Literally The First Packed Pulled Autographed Card Ever Made


Upper Deck’s first product hit the market in 1989 like a ton of bricks.  Premium card stock, anti-counterfeiting holograms, and tamper-proof packs showed collectors that Upper Deck was here to play.  Having Ken Griffey, Jr’s most popular rookie as the first card in the set didn’t hurt either.  Upper Deck was innovative and set a standard for card design/quality.

After the tremendous success of their 1989 baseball set, Upper Deck had to kick it up a notch if they wanted to keep things interesting for collectors.  For their 1990 set, they randomly inserted 2,500 Reggie Jackson certified autographed cards into packs.  This was above anything that had been done before.  It was the first time an autograph could be pulled from a pack of baseball cards.  Today its standard procedure to see autographed cards being pulled from packs, but back then it was a major deal.
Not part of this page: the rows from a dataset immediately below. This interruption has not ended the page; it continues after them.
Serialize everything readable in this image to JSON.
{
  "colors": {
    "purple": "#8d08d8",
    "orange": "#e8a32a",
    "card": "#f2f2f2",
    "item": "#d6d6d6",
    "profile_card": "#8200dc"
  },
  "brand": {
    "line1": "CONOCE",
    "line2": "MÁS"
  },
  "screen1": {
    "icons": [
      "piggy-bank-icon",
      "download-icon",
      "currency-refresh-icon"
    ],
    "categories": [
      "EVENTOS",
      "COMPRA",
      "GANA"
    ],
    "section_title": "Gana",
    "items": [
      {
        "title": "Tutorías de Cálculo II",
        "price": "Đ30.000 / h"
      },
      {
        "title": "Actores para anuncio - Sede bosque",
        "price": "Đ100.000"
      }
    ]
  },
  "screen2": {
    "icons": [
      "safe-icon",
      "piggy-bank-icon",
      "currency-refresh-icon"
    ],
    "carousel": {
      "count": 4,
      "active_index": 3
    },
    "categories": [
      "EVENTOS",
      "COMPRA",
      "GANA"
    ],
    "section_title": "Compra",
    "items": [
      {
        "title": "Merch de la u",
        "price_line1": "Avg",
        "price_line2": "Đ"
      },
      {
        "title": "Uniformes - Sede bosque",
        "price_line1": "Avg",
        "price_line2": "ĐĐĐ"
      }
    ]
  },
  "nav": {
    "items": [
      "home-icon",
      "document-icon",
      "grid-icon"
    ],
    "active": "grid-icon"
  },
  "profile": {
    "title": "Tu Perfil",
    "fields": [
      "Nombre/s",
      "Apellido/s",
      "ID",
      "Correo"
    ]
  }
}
Some collectors put a lot of emphasis on serial numbers.  First one, last one, and a player’s jersey number can all factor in here.  Personally, I don’t think it matters except for in this case.  The 1990 Upper Deck Reggie Jackson autograph pictured above is serial numbered 1/2,500.  It is literally the first packed pulled autographed card ever made.  This card recently sold for $200.00, and its funny to think all the autographed cards you see today started with this one.

Ever See An Anson Cut?

Cap Anson is considered by many the best 19th century baseball player.  He was the first player to ever reach 3,000 career hits and was inducted into the Baseball Hall of Fame in 1937.  Anson’s cards are by far some of the most valuable and sought after in the hobby.  From what I can find, he has only (6) cut signatures that could be pulled.  Its rare to find anything associated with his name.  Thats why I got a little excited when I saw a picture of the Anson cut signature pictured below.  It comes from 2004 Topps Tribute – Cut Signature Edition, and its the first time I’ve ever seen it.


A lot of people don’t like the design of these cards.  I on the other hand do.  People say there should be a picture of the ball player on the card.  I respectfully disagree, especially when it comes to this set.  These autographs are extremely unique, and I think all the focus should be on the signature.

I’d love to see a manufacturer get their hands on an Anson relic.  I wonder what an Anson bat card would sell for?